It must be agreed by both parties if the decision is binding or not binding even before bringing the dispute before an arbitrator.
Binding arbitration means that it is agreed by both parties that the decision of the arbitrator is final. Whereas, non-binding arbitration means the case is still ongoing and there might be a chance that the case will go to court.
Advantages of Arbitration:
Just as you file a complaint in a court, arbitration in a personal injury claim in South Carolina has its advantages and disadvantages. Some of the benefits of arbitrating a personal injury claim include:
Confidentiality is always a priority in arbitration and the terms of an agreement are usually agreed upon behind closed doors.
Hostility can be prevented if both parties are encouraged to work together to reach an agreement.
Faster Than Litigation:
Your injury claim in South Carolina will be resolved faster if the bureaucracy of local, state, or federal courts is avoided.
Flexibility in Scheduling:
There might be a chance that your case can get postponed because court calendars are overwhelmed most of the time. Flexibility in scheduling a meeting with an arbitrator can provide you ease in the burden of meeting any deadline.
Simplified Procedure for Presenting Evidence:
Certain things are not generally applied to the rules on evidence and other procedural practices followed in courtrooms.
Disadvantages of Arbitration:
However, some downsides of deciding a case through arbitration include:
Limited Ability to File an Appeal:
You do not have alternatives to appeal the settlement if arbitration is binding as you would likely do with court adjudication.
You May Be Forced into It:
Some points or some sections in arbitration of insurance contracts do not give you much capacity to debate for yourself.

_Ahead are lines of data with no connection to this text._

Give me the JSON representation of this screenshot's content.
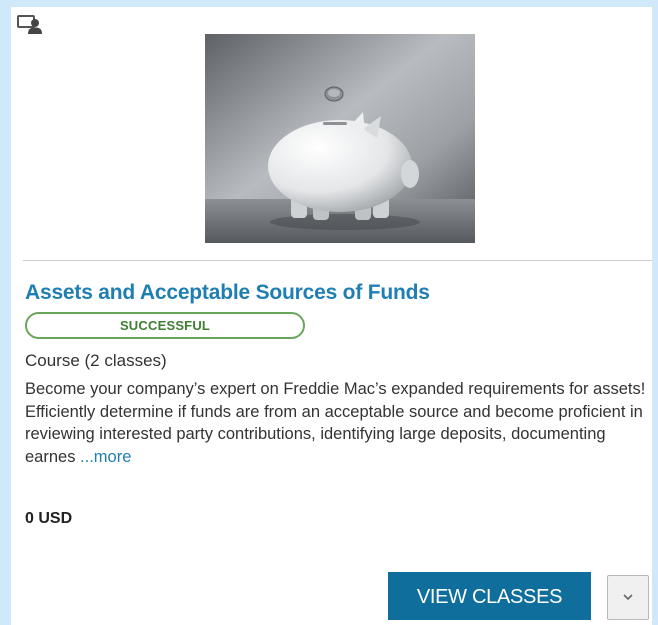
{
  "course": {
    "type_icon": "computer-user-icon",
    "thumbnail": "piggy-bank-with-coin",
    "title": "Assets and Acceptable Sources of Funds",
    "status": "SUCCESSFUL",
    "type_label": "Course (2 classes)",
    "description": "Become your company’s expert on Freddie Mac’s expanded requirements for assets!  Efficiently determine if funds are from an acceptable source and become proficient in reviewing interested party contributions, identifying large deposits, documenting earnes ",
    "more_label": "...more",
    "price": "0 USD"
  },
  "actions": {
    "view_classes_label": "VIEW CLASSES",
    "dropdown_icon": "chevron-down-icon"
  },
  "colors": {
    "accent": "#1f7fb3",
    "button": "#0f6e9b",
    "success": "#6aa65a",
    "page_bg": "#cfe9fb"
  }
}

Rising Costs of Hiring an Arbitrator:
Arbitration is considered more economical as compared to getting assistance through court and going through all their formalities. However, the hourly rate of the arbitrator is overpriced and difficult to be managed by a common man.
Questionable Objectivity of the Arbitrator:
The arbitrators are chosen on account of their decisions that cause partiality to insurance companies rather than selecting an arbitrator in an unbiased way.
Process of Hiring a South Carolina Personal Injury Attorney for Arbitration:
Excluding the fact that there is no audience in arbitration, the differences between a jury trial and arbitration are almost negligible.
Choosing the Arbitrator:
An arbitrator should have professionalism in resolving licit arguments and be chosen on the ground of their merit and experience. An arbitrator is selected when conflicting parties agreed on appointing one particular arbitrator such as a retired judge or lawyer.
Secondly, an opportunity to demonstrate an opening statement is given to parties that are involved in a conflict.
Each party manifests their evidence and arguments to the arbitrator, making it uncomplicated for the arbitrator to make the decision.
Each party abridges the strength of their case and restates their desired decision before the arbitrator comes to a point of the verdict.
The judgment or final decision from the arbitrator is provided on the next day of closing arguments as an arbitrator needs time to go through all evidence and proof before coming towards a final decision.
Contact A Qualified Greenville Personal Injury Attorney:
Before resolving your injury claim through arbitration, contact an experienced lawyer for proper guidance. Call us now to schedule a free consultation with a personal injury lawyer in Greenville, SC.